Jackson says "that in the early stages of inanition" in young guinea pigs "the pancreas (like the other viscera) appears in general more resistant to loss in weight" and that "the pancreatic losses in the early stages of inanition" are "relatively slight," while in "advanced stages" of inanition the "pancreatic atrophy is extreme, being as a rule relatively greater than that of the entire body." He also says: "upon feeding after inanition, the pancreas recuperates rapidly and is soon restored to normal size and structure."
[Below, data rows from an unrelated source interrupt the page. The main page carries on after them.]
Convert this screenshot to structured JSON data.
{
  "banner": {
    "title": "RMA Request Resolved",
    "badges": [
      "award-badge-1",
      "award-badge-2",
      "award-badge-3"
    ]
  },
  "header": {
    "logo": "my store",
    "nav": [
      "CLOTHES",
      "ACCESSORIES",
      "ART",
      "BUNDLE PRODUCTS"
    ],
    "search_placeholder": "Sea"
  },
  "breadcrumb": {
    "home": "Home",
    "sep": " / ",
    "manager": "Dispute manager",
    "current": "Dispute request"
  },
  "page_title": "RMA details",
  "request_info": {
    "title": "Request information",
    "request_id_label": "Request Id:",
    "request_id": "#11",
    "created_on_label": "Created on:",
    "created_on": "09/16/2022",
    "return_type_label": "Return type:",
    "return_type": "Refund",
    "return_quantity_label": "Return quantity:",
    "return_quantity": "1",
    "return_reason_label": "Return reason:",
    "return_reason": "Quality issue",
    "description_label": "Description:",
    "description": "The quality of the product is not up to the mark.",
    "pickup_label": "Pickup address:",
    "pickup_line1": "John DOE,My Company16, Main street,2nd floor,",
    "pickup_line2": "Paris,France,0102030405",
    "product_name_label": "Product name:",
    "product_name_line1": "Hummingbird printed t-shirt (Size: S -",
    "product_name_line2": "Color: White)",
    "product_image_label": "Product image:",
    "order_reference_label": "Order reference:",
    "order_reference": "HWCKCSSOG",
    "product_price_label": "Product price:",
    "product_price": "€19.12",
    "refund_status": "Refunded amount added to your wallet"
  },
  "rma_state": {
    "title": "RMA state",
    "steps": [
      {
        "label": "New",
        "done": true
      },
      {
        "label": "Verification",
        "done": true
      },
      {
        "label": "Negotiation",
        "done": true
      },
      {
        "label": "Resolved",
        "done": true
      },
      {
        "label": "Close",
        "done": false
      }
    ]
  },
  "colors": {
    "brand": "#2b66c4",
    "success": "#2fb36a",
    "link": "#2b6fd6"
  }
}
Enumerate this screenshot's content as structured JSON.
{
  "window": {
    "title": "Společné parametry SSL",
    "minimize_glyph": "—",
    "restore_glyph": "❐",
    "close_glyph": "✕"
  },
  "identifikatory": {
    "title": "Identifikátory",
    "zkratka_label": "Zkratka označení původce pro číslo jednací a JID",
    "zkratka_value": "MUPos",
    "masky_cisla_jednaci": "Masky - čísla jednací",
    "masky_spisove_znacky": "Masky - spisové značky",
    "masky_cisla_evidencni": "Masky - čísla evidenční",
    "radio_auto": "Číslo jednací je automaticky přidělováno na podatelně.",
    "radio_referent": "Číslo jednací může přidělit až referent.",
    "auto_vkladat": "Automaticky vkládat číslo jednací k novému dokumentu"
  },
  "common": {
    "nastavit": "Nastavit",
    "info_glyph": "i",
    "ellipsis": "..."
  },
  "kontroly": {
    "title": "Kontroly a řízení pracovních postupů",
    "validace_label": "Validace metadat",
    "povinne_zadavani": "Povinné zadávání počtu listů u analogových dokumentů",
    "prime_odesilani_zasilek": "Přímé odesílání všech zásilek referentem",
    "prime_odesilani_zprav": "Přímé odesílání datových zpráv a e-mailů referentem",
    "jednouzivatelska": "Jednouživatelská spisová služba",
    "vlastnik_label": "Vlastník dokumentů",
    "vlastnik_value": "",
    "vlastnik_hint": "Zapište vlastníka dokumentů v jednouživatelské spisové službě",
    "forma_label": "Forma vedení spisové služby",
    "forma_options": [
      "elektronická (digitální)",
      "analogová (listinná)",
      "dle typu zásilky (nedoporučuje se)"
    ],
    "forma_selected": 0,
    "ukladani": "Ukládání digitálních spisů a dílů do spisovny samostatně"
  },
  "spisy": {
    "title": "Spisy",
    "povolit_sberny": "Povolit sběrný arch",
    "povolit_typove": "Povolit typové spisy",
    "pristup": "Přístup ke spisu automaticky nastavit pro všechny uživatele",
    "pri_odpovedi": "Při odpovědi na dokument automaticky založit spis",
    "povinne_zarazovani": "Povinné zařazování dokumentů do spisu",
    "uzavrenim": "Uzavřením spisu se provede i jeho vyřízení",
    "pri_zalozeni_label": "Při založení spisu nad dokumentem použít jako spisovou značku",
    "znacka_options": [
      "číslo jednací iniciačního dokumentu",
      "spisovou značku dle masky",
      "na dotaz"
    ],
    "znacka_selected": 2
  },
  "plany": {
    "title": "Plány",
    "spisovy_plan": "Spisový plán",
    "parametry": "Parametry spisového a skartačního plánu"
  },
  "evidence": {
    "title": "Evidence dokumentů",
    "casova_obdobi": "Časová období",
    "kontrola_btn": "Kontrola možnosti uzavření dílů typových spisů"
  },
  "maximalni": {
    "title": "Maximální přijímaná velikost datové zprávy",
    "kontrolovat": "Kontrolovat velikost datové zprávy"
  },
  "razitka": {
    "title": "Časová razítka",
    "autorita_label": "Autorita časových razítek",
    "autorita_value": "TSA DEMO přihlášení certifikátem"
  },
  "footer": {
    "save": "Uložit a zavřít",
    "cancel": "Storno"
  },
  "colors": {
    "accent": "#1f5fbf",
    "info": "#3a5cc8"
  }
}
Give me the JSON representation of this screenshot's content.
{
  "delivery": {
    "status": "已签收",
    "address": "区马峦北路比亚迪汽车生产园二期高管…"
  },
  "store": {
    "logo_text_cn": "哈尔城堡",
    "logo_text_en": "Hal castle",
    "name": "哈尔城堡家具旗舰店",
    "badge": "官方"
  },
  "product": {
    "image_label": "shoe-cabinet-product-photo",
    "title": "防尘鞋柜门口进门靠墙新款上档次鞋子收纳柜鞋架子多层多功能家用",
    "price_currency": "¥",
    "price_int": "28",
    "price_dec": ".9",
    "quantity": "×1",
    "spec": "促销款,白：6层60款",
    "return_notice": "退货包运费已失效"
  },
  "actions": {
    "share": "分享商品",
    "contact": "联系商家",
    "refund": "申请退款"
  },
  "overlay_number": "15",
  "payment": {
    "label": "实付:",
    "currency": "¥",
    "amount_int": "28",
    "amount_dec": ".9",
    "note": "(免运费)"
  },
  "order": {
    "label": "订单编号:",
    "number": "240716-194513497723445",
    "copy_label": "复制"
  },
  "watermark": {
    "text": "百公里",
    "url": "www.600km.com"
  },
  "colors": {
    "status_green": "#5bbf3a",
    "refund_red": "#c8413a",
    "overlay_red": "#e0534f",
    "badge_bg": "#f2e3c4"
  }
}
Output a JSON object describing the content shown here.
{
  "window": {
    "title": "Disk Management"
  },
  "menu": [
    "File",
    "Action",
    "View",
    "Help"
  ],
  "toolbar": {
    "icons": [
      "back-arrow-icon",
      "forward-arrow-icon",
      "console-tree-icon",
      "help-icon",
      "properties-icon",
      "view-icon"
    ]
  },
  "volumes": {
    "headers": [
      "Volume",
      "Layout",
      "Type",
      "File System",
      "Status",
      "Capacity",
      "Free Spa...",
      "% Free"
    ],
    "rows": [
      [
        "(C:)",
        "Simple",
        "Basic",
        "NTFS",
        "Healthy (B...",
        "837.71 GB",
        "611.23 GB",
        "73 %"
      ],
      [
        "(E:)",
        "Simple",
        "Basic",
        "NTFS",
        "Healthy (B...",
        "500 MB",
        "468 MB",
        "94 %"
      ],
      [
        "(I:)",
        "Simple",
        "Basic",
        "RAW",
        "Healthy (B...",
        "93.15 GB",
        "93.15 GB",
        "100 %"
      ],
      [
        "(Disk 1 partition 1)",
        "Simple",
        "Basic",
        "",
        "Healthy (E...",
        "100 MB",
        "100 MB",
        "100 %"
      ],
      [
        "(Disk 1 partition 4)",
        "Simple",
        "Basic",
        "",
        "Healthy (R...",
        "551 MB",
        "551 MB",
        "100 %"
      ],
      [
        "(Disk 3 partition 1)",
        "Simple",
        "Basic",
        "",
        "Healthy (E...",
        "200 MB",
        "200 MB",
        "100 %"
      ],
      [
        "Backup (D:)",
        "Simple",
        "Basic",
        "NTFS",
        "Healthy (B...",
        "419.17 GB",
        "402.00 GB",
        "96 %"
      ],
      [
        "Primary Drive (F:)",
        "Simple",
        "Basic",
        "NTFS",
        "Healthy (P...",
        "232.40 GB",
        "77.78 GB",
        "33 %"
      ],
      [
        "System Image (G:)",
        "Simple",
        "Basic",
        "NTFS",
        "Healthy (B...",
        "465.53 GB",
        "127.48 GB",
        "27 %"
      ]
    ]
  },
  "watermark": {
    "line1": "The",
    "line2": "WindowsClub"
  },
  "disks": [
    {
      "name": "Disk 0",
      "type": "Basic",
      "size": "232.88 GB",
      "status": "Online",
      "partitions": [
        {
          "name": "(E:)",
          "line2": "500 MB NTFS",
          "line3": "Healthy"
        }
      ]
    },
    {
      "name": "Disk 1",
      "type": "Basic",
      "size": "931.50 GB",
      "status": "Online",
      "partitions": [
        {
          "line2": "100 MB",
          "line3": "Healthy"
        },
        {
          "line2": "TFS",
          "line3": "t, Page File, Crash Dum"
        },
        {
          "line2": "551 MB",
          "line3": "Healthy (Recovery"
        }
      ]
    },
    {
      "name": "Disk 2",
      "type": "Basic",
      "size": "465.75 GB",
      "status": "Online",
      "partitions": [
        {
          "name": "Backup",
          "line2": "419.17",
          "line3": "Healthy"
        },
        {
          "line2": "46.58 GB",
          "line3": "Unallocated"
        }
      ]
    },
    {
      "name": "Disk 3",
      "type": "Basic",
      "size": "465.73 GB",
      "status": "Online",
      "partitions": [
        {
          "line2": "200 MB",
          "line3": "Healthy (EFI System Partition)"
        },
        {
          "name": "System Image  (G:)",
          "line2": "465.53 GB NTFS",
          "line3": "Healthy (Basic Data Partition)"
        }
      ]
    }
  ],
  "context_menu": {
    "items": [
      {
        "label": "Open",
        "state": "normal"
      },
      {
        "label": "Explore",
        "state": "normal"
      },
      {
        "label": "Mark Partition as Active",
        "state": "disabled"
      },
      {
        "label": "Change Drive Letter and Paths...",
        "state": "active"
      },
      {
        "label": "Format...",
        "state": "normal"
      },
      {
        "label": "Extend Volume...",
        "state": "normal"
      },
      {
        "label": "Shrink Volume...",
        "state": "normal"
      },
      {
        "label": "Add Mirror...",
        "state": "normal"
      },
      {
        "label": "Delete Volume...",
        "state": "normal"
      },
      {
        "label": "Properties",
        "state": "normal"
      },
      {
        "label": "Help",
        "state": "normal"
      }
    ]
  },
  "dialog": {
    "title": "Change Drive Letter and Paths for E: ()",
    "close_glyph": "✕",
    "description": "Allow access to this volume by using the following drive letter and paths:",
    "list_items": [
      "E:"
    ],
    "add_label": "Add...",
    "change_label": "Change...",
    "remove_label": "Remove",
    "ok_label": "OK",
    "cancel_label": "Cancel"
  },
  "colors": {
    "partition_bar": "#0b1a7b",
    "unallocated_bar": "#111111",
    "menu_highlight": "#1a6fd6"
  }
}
In humans the pancreas becomes small and firm during inanition. Cases are reported in which the pancreas appeared normal after death by starvation. Other cases are reported with considerable pancreatic destruction. Probably there were other causes than starvation at work in these latter cases.